ABOUT THIS EXERCISE
In the records below, find the line containing "Read all visible content and emit it as JSON." and return it together with every later line, exactly as written; pictures are to be omitted.

(Data items)
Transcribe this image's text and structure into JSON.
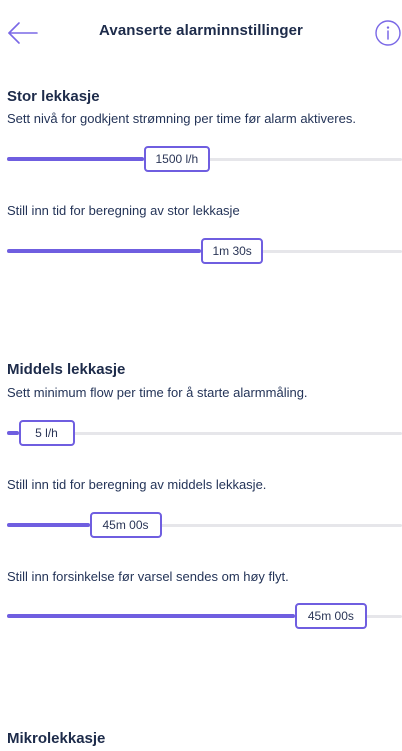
{
  "header": {
    "title": "Avanserte alarminnstillinger",
    "back_icon": "arrow-left-icon",
    "info_icon": "info-icon"
  },
  "accent_color": "#6f5ee0",
  "sections": {
    "stor": {
      "title": "Stor lekkasje",
      "description": "Sett nivå for godkjent strømning per time før alarm aktiveres.",
      "flow_value": "1500 l/h",
      "flow_fraction": 0.43,
      "time_label": "Still inn tid for beregning av stor lekkasje",
      "time_value": "1m 30s",
      "time_fraction": 0.57
    },
    "middels": {
      "title": "Middels lekkasje",
      "description": "Sett minimum flow per time for å starte alarmmåling.",
      "flow_value": "5 l/h",
      "flow_fraction": 0.1,
      "time_label": "Still inn tid for beregning av middels lekkasje.",
      "time_value": "45m 00s",
      "time_fraction": 0.3,
      "delay_label": "Still inn forsinkelse før varsel sendes om høy flyt.",
      "delay_value": "45m 00s",
      "delay_fraction": 0.82
    },
    "mikro": {
      "title": "Mikrolekkasje"
    }
  }
}
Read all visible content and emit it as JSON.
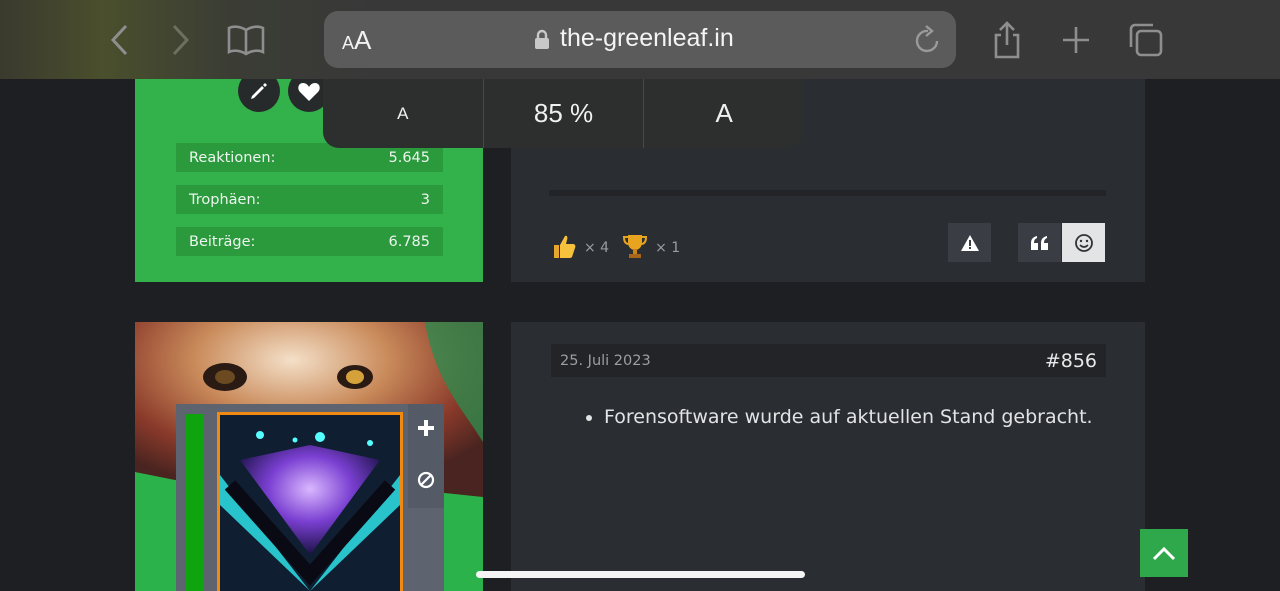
{
  "browser": {
    "text_size_label_small": "A",
    "text_size_label_large": "A",
    "url": "the-greenleaf.in"
  },
  "zoom_popover": {
    "decrease_label": "A",
    "zoom_level": "85 %",
    "increase_label": "A"
  },
  "profile_stats": [
    {
      "label": "Reaktionen:",
      "value": "5.645"
    },
    {
      "label": "Trophäen:",
      "value": "3"
    },
    {
      "label": "Beiträge:",
      "value": "6.785"
    }
  ],
  "reactions": [
    {
      "icon": "thumbs-up-icon",
      "count": "× 4"
    },
    {
      "icon": "trophy-icon",
      "count": "× 1"
    }
  ],
  "post": {
    "date": "25. Juli 2023",
    "number": "#856",
    "bullet": "Forensoftware wurde auf aktuellen Stand gebracht."
  },
  "colors": {
    "accent_green": "#33b14a",
    "panel_dark": "#2a2d31",
    "background": "#1e1f22"
  }
}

ANSWER TO THIS PROBLEM
Read all visible content and emit it as JSON.
{
  "browser": {
    "text_size_label_small": "A",
    "text_size_label_large": "A",
    "url": "the-greenleaf.in"
  },
  "zoom_popover": {
    "decrease_label": "A",
    "zoom_level": "85 %",
    "increase_label": "A"
  },
  "profile_stats": [
    {
      "label": "Reaktionen:",
      "value": "5.645"
    },
    {
      "label": "Trophäen:",
      "value": "3"
    },
    {
      "label": "Beiträge:",
      "value": "6.785"
    }
  ],
  "reactions": [
    {
      "icon": "thumbs-up-icon",
      "count": "× 4"
    },
    {
      "icon": "trophy-icon",
      "count": "× 1"
    }
  ],
  "post": {
    "date": "25. Juli 2023",
    "number": "#856",
    "bullet": "Forensoftware wurde auf aktuellen Stand gebracht."
  },
  "colors": {
    "accent_green": "#33b14a",
    "panel_dark": "#2a2d31",
    "background": "#1e1f22"
  }
}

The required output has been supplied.